Wednesday, October 13, 2010

Hitchens Brothers Debate If Civilization Can Survive Without God (Clip)

October 12, 2010 at the Pew Research Center
From CNN Belief Blog:
Brothers Christopher and Peter Hitchens squared off Tuesday in a debate over whether civilization can survive without God. Christopher, the older of the two, is a renowned atheist thinker and author. Peter, the lesser known of the two, is a practicing Christian and also a well-regarded author.

Christopher Hitchens is going through a very public battle with cancer, a subject that came up often during the debate. Michael Cromartie from the Ethics and Public Policy Center, moderated the debate and mentioned Christopher, who lives in the District of Columbia, was attending in between doctor appointments. Peter Hitchens had flown in from England specifically for the lunchtime debate.

Christopher Hitchens arrived with a white straw Panama hat. Beneath the hat he has no hair, lost from cancer treatments. Though noticeably thinner, Hitchens did not seem to suffer any intellectual consequences from his treatment.
Read more
(via Daily Hitchens)


  1. The compass analogy fails; magnetic north does, in fact, change over time. The poles will even periodically flip.


  2. i think peter shot himself in the foot when he tried to make the point of absolutely needing god to be moral, by stating "morality is what you do when you think no one is looking".  if you believe in god than oyu always think someone is looking, namely god.  nice try peter, christopher wins, again! :)

  3. <span>i think peter figuratively shot himself in the foot when he tried to make the point of absolutely needing god to be moral, by stating "morality is what you do when you think no one is looking".  if you believe in god then you always think someone is looking, namely god.  nice try peter, christopher wins, again! </span>
    <span> :) </span>

  4. Ugh, Babs Hag from NPR? Please. She's a disgrace. They might as well put a catholic deacon on the ridiculous job of "religion correspondent".

  5. R€LIGION Stinks of moneyOctober 13, 2010 at 2:41 PM

    Peter is a poor reproduction and is no match for his older brother.

    I don´t find Peter´s last sentence amusing at all. I have heard this kind of thing before, without God or religion they wouldn´t be able to put a lid on whatever anti-social behaviour that is lurking beneath the surface.
    I find it disturbing and it is one of the reasons why I wouldn´t trust my house plants with these kind of people.

  6. I wasn't expecting his statement in the video to be such a SPECTACULAR fail, but it certainly was just that. His stupid analogy not only fails to prove his point, it directly proves him wrong!

  7. "There are a lot of things I would do if I didn't believe in God".


    I give up

    Maybe we really do need religion

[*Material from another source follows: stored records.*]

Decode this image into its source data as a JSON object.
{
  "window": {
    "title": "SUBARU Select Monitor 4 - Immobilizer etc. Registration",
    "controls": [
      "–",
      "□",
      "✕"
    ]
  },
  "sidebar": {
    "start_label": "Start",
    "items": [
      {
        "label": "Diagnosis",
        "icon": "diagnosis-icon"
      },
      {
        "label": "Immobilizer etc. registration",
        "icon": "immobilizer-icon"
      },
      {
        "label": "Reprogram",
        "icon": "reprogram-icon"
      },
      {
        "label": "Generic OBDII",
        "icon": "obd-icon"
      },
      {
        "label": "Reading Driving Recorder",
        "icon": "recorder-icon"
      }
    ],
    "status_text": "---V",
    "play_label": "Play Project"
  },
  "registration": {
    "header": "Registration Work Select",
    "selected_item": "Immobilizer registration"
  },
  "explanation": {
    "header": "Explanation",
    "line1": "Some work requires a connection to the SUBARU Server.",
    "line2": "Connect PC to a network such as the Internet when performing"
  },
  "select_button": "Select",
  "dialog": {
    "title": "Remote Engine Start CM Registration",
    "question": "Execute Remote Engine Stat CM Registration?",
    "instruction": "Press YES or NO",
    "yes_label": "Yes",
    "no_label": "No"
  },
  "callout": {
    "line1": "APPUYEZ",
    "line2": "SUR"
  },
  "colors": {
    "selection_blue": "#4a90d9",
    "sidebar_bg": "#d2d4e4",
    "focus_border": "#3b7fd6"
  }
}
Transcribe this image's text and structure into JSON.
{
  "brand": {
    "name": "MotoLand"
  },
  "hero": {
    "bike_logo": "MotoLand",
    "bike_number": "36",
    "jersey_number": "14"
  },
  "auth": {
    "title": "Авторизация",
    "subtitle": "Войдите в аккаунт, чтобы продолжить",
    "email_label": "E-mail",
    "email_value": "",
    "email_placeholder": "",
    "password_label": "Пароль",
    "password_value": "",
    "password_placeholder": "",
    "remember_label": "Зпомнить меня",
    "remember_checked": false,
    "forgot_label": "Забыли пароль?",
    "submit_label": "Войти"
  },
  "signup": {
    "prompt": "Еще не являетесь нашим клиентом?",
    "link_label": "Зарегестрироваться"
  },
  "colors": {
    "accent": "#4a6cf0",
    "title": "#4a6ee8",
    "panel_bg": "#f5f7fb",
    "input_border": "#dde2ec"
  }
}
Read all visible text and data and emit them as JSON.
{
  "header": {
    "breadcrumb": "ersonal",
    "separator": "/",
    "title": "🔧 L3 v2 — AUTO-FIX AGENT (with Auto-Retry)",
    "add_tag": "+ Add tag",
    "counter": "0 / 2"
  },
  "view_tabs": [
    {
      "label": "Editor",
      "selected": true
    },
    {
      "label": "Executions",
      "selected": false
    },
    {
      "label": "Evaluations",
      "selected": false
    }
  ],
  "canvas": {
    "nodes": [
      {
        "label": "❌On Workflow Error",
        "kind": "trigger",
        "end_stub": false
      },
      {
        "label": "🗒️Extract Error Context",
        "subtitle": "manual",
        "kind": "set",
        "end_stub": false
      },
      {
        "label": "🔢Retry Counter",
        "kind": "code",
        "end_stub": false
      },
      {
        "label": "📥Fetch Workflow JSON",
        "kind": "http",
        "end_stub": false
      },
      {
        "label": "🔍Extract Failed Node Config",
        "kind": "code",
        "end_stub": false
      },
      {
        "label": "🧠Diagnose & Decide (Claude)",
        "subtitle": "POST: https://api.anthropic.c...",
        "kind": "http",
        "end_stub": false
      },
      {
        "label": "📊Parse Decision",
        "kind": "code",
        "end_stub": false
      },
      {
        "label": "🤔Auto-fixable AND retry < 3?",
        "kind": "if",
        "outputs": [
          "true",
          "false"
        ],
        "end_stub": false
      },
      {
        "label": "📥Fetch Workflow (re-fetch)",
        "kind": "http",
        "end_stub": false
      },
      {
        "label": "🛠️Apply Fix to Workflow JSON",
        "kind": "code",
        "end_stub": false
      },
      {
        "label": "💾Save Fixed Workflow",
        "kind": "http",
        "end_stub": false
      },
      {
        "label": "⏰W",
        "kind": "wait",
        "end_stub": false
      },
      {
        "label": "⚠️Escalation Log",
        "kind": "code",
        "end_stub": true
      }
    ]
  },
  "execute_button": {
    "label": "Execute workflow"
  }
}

  8. Peter says at the end Yes, "you need religion to have morality". His brother doesn't have religion. Therefore he 'has' to believe his brother doesn't have 'immoral'.
    It seems nigh-impossible he would say that though. Too bad it cuts off right there, but I would like to hear if he thinks his brother has morals or not. I suppose he'll just claim Christopher gets 'em from religion (the Christian brand of course) and then just pretends he doesn't get them from that source at all.
    Cheap and dim.

  9. Oh... and about Peter's idea that if morality evolves then it's not morality... I don't know where that idea came up before the clip, but humans evolve and it doesn't make the concept of 'humans' a pointless one.
    If I stab someone they feel great pain, bleed lifeblood and probably die without medical care. So that's HIGHLY immoral to stab someone for several reasons.
    But if in the future we are genetically altered so we heal up quickly, can cut off deep pain signals while healing so we feel fine, and have personal medical care on our person so we easility repair ourselves.... then stabbing someone, while still immoral, becomes far less immoral than it is today.
    Just like slapping someone in the face is less immoral than stabbing someone now.
    See that would be morality changing over time as it would to match reality and rationality.
    Like how it's ok to kill lots of people in videogames, and horrible to kill a real person. This would directly address Peter's claims about evolution and morals.

  10. He also seems to play fast and loose with what it is that is evolving. He says it's hard to come up with an atheistic explanation for conscience.

    I take that to mean "why do humans experience the sensation of moral conviction about their own actions and the actions of others?" That's very easily explained by biological evolution.

    Then he goes on to talk about lament that the same actions are not judged by different people in different times in the same way. This fact also very easy to explain with biological evolution. Human minds aren't clones of each other--they are shaped very profoundly by the external environment.

    I simply don't see anything that requires an explanation.

    He jumps to the problem of determining which moral rules are "correct" in the sense that they are self-consistent. This is easily solved if one is willing to accept a list of rules enumerated by a designated authority. Provided of course, that you ignore the fact that the selection of the authority is totally arbitrary.

  11. And one could point out that a christian of today doesn't hold the same beliefs on MANY issues as a christian of say 500 years ago.

    Even with the same book they change many of their opinions.

  12. Hello.... the magnetic pole does shift its location (look at any map) and every so often reverses poles.